God doesn't control where lightning strikes; WE DO.
Or rather, while still being dangerous and chaotic, we can influence where lightning strikes due to our understanding of how lightning operates. Benjamin Franklin was the first to figure this out. Noting that you can influence lightning so that it will tend to strike a tall metal object more than a surrounding low area, he invented the lightning rod. Along those same lines, the CN Tower, 553 m (1815 ft) high in the heart of Toronto, is struck by lightning a stupefying 75 times a year!
I never figured that God, who controls every lightning strike, would choose to give up control so easily.
This is just one example of the God of the Gaps receding in the face of scientific inquiry. By treating the world as rational, by hypothesizing, experimenting, and coming up with theories that fit observations, humanity has eliminated the superstition associated with nature and replaced it with understanding (at least for the segment of the population that chooses to embrace a rational and impartial world). This understanding saves more lives than any prayer for safety in a storm ever could.

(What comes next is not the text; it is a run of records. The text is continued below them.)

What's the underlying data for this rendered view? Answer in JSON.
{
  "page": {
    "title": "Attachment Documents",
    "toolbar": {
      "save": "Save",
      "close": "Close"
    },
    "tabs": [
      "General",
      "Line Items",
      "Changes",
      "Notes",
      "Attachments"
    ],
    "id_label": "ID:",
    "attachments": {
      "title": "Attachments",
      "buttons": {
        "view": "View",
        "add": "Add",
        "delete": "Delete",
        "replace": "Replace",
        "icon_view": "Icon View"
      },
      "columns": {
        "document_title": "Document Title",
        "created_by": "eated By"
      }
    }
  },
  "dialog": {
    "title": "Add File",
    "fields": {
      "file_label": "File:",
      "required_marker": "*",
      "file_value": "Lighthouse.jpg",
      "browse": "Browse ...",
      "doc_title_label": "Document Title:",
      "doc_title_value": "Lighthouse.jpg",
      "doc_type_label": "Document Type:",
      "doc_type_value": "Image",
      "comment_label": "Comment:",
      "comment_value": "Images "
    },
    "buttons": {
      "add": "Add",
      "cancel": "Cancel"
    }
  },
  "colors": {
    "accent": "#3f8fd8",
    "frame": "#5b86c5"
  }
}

The idea that we don't know anything about lightning strikes reeks of an anti-naturalistic world view: a view rooted in the Dark Ages that embraces mysticism and fear. It makes me sad that so many religious people have such a low opinion of human knowledge that they are stuck in the stone age: "Remember kids, rain is God crying, wind is God exhaling (a foul wind is God farting), and if you're bad, God may hit you with a lightning bolt!"